Black Cohosh

Nutritional Compound

OVERVIEW

Summary

This perennial plant found in the U.S. and Canada was historically used by the Native Americans to treat female conditions, rheumatism, and snakebites. Although the herb had been used for hundreds of years as a female tonic, it wasn’t until the 1900’s that black cohosh was accepted as an alternative to hormone therapy for menopausal ailments. It was at this point when more studies started showing black cohosh may reduce the symptoms of hot flashes and elevate mood in menopausal women.

Other names for Black Cohosh

Cimicifuga racemosa, black snake root, rattle root, bugbane

Where to find Black Cohosh

This plant is native to forests in both the U.S. and Canada. Native Americans often used black cohosh to help relieve gynecological problems and rattlesnake bites.

PERFORMANCE BENEFITS

Why athletes use Black Cohosh

A female athlete may consider using this if she is suffering from menstrual problems or if she is looking for an alternative to hormone-replacement therapy at the onset of menopause.

HEALTH BENEFITS

Signs of Black Cohosh deficiency

No deficiency conditions are known to exist.

Potential uses for Black Cohosh

Research indicates that Black Cohosh may be useful in the treatment of:

  • Menstrual pain
  • Menopause

DISCUSSION

More about Black Cohosh

This perennial plant found in the U.S. and Canada was historically used by the Native Americans to treat female conditions, rheumatism, and snakebite. Although the herb had been used for hundreds of years as a female tonic, it wasn’t until the 1900’s — in particular, the 1950’s — that black cohosh was accepted as an alternative to hormone therapy for menopausal symptoms. It was at this point when more studies started suggesting black cohosh may reduce the symptoms of hot flashes and elevate mood in menopausal women.

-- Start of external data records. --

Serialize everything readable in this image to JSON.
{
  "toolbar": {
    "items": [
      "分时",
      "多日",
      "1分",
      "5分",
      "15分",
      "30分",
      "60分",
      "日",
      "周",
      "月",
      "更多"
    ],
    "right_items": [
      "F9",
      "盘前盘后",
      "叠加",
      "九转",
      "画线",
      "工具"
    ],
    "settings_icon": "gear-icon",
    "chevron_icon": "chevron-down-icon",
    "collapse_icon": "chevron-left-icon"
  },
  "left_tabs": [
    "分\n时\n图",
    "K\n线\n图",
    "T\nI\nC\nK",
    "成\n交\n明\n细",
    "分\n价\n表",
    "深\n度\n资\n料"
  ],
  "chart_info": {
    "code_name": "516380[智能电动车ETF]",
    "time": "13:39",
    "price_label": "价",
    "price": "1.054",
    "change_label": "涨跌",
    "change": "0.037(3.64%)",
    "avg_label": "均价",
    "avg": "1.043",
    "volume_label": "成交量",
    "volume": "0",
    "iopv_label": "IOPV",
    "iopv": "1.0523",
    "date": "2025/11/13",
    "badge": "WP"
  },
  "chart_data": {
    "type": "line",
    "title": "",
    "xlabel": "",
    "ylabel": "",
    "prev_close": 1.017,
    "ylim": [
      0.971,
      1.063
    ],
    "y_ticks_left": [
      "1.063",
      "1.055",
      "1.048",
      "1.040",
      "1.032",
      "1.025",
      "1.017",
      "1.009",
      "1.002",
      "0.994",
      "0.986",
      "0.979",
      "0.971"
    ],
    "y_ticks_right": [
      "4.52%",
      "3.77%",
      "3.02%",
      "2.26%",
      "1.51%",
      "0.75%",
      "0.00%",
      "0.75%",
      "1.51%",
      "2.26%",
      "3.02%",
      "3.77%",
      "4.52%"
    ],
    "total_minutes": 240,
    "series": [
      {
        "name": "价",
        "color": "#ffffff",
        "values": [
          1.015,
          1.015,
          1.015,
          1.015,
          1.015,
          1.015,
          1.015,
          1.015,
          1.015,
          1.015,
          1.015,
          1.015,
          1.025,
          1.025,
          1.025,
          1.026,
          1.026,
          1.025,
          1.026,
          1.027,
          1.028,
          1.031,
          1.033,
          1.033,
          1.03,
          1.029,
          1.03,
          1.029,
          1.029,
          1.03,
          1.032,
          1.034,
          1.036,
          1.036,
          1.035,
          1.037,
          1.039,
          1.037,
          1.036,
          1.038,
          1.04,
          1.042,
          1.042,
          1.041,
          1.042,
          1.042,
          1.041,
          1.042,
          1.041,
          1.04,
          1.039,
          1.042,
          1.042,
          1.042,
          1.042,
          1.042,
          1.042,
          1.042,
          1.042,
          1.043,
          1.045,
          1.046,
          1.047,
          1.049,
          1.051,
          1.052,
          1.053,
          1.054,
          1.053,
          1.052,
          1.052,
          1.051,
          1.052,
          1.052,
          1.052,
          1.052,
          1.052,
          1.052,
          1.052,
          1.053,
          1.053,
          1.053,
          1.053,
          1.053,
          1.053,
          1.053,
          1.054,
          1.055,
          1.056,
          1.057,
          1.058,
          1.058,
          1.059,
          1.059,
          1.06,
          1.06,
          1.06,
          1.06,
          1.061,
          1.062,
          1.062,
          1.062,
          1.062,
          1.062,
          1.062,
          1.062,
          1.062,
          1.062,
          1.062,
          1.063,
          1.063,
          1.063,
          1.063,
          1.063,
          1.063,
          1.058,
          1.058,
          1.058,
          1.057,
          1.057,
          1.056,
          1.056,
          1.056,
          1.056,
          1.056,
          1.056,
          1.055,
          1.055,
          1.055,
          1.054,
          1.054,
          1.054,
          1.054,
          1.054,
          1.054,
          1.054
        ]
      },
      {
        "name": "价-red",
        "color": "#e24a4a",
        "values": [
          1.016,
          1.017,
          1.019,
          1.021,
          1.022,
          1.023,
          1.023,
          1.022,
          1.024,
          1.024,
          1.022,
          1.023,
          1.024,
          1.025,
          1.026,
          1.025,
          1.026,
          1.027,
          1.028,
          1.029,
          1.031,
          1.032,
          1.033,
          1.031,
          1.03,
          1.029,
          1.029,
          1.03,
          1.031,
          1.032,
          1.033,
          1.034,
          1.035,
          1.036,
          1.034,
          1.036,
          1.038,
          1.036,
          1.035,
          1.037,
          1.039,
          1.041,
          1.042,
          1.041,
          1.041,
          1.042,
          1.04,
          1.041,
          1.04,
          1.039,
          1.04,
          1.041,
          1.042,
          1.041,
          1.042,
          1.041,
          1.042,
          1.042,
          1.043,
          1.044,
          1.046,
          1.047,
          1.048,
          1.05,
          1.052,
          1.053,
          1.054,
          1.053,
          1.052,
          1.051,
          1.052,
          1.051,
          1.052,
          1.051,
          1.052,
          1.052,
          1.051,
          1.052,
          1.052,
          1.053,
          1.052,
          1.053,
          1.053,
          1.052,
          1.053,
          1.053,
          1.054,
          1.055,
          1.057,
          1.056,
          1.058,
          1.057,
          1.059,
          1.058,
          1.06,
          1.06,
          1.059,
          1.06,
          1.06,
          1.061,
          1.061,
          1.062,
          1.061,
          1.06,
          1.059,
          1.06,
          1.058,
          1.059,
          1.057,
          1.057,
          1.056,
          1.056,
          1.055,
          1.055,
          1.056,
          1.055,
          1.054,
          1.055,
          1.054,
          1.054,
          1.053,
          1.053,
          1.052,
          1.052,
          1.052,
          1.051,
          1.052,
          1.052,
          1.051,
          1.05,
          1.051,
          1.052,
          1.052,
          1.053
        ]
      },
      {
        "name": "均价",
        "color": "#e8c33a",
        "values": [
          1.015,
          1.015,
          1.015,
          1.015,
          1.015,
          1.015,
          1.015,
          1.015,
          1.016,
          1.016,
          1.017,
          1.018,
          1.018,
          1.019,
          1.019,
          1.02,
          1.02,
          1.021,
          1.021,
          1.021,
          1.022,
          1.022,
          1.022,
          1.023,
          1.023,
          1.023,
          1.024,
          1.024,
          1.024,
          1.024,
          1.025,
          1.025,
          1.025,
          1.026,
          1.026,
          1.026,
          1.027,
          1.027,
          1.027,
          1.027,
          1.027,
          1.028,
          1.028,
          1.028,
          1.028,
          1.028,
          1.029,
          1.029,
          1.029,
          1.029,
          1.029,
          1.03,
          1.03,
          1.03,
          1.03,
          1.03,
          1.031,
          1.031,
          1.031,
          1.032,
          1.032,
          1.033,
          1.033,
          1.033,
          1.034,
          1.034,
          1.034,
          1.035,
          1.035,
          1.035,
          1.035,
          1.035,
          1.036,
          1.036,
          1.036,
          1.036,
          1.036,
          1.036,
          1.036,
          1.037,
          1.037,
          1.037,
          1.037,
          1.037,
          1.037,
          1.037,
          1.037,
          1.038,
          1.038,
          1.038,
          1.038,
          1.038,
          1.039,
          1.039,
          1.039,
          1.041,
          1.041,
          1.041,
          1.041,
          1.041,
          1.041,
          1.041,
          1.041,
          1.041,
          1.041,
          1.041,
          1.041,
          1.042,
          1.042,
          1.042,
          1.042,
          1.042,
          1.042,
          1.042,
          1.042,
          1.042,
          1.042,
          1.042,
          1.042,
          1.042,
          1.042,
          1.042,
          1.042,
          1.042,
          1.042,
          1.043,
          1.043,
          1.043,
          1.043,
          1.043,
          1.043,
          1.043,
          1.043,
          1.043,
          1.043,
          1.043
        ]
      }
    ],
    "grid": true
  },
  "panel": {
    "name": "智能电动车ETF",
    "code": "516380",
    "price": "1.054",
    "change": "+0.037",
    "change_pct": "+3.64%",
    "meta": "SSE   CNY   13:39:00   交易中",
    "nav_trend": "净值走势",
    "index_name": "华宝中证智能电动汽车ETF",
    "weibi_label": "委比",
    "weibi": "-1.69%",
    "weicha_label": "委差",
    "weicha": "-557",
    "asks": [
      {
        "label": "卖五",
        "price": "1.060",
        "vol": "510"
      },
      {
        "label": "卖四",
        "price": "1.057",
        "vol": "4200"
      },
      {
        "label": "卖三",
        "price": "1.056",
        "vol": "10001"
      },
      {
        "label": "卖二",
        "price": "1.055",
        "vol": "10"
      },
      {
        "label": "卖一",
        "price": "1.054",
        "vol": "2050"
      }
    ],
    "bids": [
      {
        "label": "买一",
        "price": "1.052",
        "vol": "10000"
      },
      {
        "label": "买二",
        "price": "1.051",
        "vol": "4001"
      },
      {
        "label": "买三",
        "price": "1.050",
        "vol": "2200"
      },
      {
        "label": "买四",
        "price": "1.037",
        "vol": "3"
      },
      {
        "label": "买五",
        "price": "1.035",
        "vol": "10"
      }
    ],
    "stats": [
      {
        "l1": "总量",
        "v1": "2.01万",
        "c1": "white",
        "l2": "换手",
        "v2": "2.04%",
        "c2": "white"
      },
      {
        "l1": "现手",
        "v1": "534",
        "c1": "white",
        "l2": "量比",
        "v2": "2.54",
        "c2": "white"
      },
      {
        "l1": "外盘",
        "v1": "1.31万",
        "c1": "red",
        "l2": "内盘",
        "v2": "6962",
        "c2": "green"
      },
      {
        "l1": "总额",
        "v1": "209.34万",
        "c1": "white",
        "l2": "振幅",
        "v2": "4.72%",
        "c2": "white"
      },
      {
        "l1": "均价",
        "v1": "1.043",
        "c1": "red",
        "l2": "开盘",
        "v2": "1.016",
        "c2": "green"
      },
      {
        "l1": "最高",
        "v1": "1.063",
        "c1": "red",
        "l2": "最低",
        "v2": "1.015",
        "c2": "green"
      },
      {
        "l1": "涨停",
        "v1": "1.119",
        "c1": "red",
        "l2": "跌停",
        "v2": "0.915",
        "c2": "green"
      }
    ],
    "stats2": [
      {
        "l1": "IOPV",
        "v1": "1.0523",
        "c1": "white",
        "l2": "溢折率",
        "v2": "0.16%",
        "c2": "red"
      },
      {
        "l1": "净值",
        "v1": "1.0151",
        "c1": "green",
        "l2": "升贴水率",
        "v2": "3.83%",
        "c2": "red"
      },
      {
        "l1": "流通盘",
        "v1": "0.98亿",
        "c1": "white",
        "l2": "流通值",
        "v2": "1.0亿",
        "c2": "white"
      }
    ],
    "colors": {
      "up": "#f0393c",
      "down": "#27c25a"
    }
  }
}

Thought to be so effective for menopausal symptoms, it’s actually used in a German over-the-counter product called Remifemin. In 1985, German researchers found that black cohosh produced an effect on serum concentrations of pituitary hormone levels, including a reduction of luteinizing hormone, significant because hot flashes are associated with a rise in the release of luteinizing hormone. The study finally provided a way to measure estrogenic effects of black cohosh. A follow-up study failed to identify a single component responsible for the luteinizing hormone-suppressing activity. This led researchers to conclude that numerous components in black cohosh are responsible for its effects.

Further studies in 1987 did a direct comparison with estrogen-replacement therapy and black cohosh for 3 months with 80 women. The women taking black cohosh responded well and showed significant improvements in their mood and other symptoms of menopause. The author concluded that black cohosh not only produced safe and effective results, but compared to estrogen-replacement therapy, it is suitable as a treatment of choice in menopausal symptoms.

In conclusion

Although black cohosh has no performance benefits as such, it could prove very beneficial to both active and sedentary females alike to relieve menstrual problems or symptoms of menopause.

NOTES ON USAGE

Amount

Black cohosh is available in raw herb (up to 2 grams per day can be taken), tablet (up to 100 mg per day), and tincture (up to 12 ml per day). Use for no more than six months at a time.

Timing

There is no preferred timing to consume black cohosh.

Synergists of Black Cohosh

Black cohosh is often found in menopausal formulas with other herbs, such as licorice.

Toxicity of Black Cohosh

No serious side effects have been documented with recommended levels of black cohosh. Some patients taking above the recommended amounts have reported dizziness, headache, and abdominal pain. Do not use if you are pregnant or breast feeding.

Bans and restrictions

None reported.

RELATED RESEARCH

  • Duker, E.M., et al., “Effects of Extracts from Cimicifuga racemosa on Gonadotropin Release in Menopausal Women and Overiectomized Rats,” Planta Medica 57.5 (1991) : 420-4.
  • Jarry, H., et al., “The Endocrine Effects of Constituents of Cimicifuga racemosa. 2. In Vitro Binding of Constituents to Estrogen Receptors,” Planta Med 4 (1985) : 316-9.
  • Lieberman, S., “A Review of the Effectiveness of Cimicifuga racemosa (Black Cohosh) for the Symptoms of Monopause,” J Women’s Health 7.5 (1998) : 525-30.
  • Taylor, M., “Alternatives to Hormone Replacement Therapy,” Comprehensive Therapy 23 (1997) : 514-32.